Interestingly enough, the police officers who dealt with IPV appear to understand that women are aggressors more often than not, but were reluctant to do anything about it. Men were only slightly more likely to be arrested than women (33.3% vs. 26.5%) and the police identified the women as aggressors 54.9% of the time, and yet:
In 41.5 percent of the cases where men called the police, the police asked if he wanted his partner arrested; in 21 percent the police refused to arrest the partner, and in 38.7 percent the police said there was nothing they could do and left.
Here is another interesting fact about male victims: 106 men suffered serious physical injuries, but only 54 sought medical attention. 90% of those men were asked how they sustained their injuries and 60% were honest: I was injured by my partner.

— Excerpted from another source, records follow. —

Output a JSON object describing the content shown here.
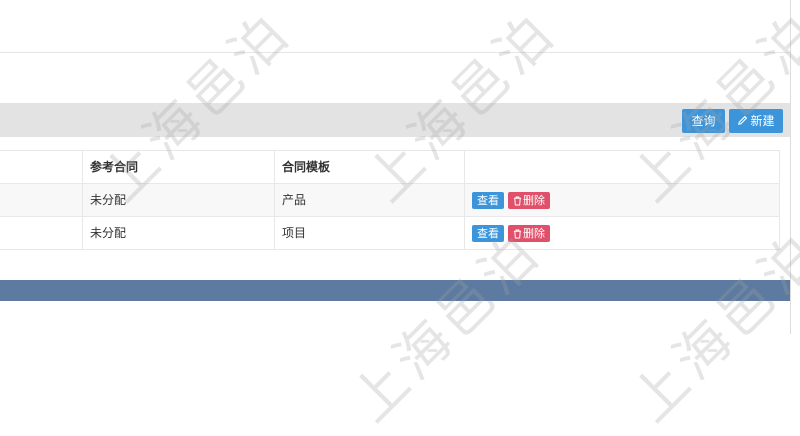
{
  "toolbar": {
    "query_label": "查询",
    "new_label": "新建"
  },
  "table": {
    "columns": {
      "ref_contract": "参考合同",
      "contract_template": "合同模板"
    },
    "rows": [
      {
        "ref_contract": "未分配",
        "contract_template": "产品",
        "view_label": "查看",
        "delete_label": "删除"
      },
      {
        "ref_contract": "未分配",
        "contract_template": "项目",
        "view_label": "查看",
        "delete_label": "删除"
      }
    ]
  },
  "watermark": {
    "text": "上海邑泊"
  },
  "colors": {
    "primary": "#3c95da",
    "danger": "#e0506a",
    "footer": "#5d7aa0",
    "toolbar_bg": "#e3e3e3"
  }
}
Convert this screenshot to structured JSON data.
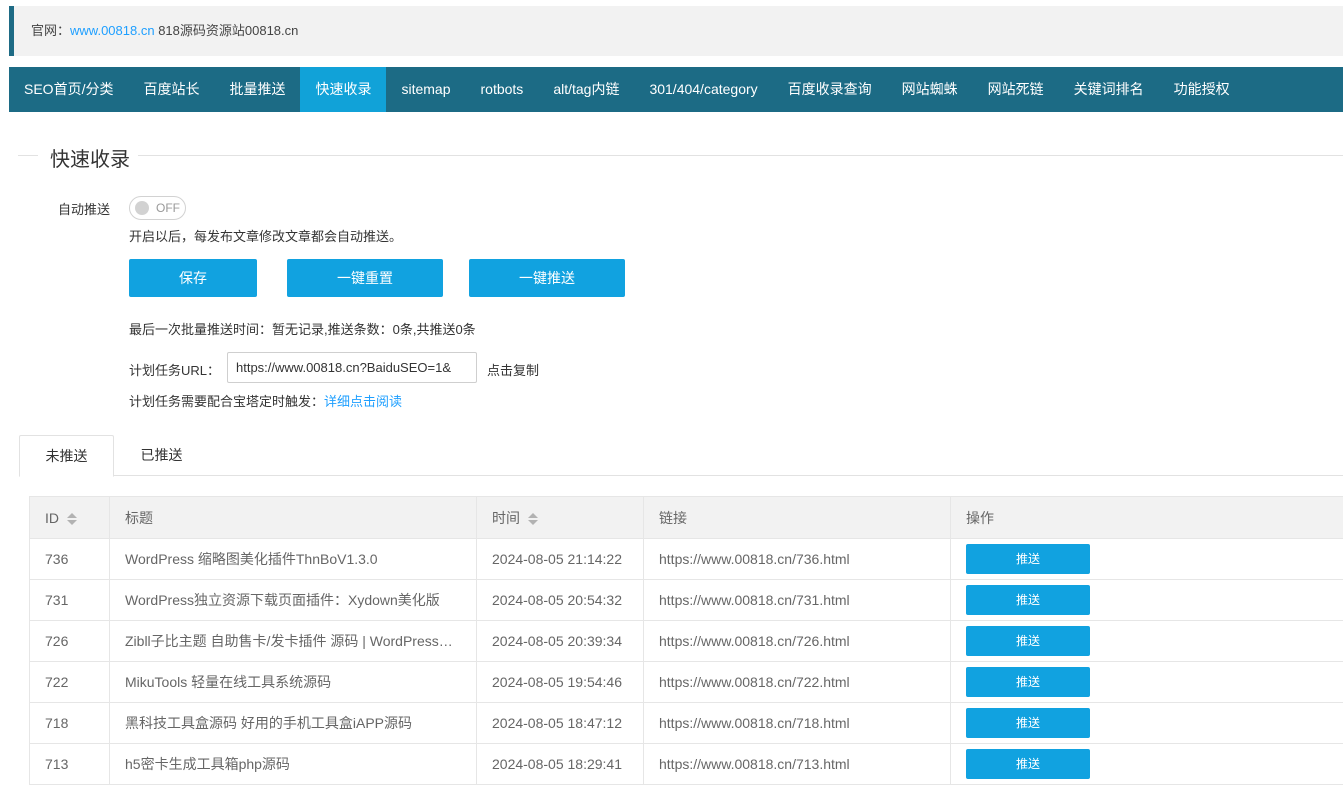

Only 14% got any information on how to get help from a program aimed at reducing IPV.
The best source of help for men were friends, neighbors, relatives, lawyers and ministers. The least helpful sources: programs aimed at IPV.
The services least helpful were:
. . .those that are the core of the DV service system: DV agencies, DV hotlines, and the police. On the one hand, about 25% of men who sought help from DV hotlines were connected with resources that were helpful. On the other hand, nearly 67% of men reported that these DV agencies and hotline were not at all helpful. Many reported being turned away. The qualitative accounts in our research tell a story of male helpseekers who are often doubted, ridiculed, and given false information.
That’s not news to regular readers but it’s nice to see it acknowledged in the research literature.
Now if only Facebook could get it’s information correct.
Survivors shouldn’t have to live their lives avoiding every possible situation that the abusive person could misuse. They can’t control that person’s behavior and we should work to continuously hold abusers accountable for their actions. Abusers go to devastating lengths to isolate their victims from family and friends. It is vital that survivors are able to safely rebuild those important connections, using Facebook and other social networks. Telling a victim to go offline to be safe is not only unacceptable, it further isolates her from people who love her.
It’s far more likely to be him.
Three things can not long be hidden: the sun, the moon and the truth.
Looks to me like the sun is about to shine on the truth about intimate partner violence. Women are far more likely to throw the first punch.
Gives new meaning to the saying “ladies first”, no?
Lots of love,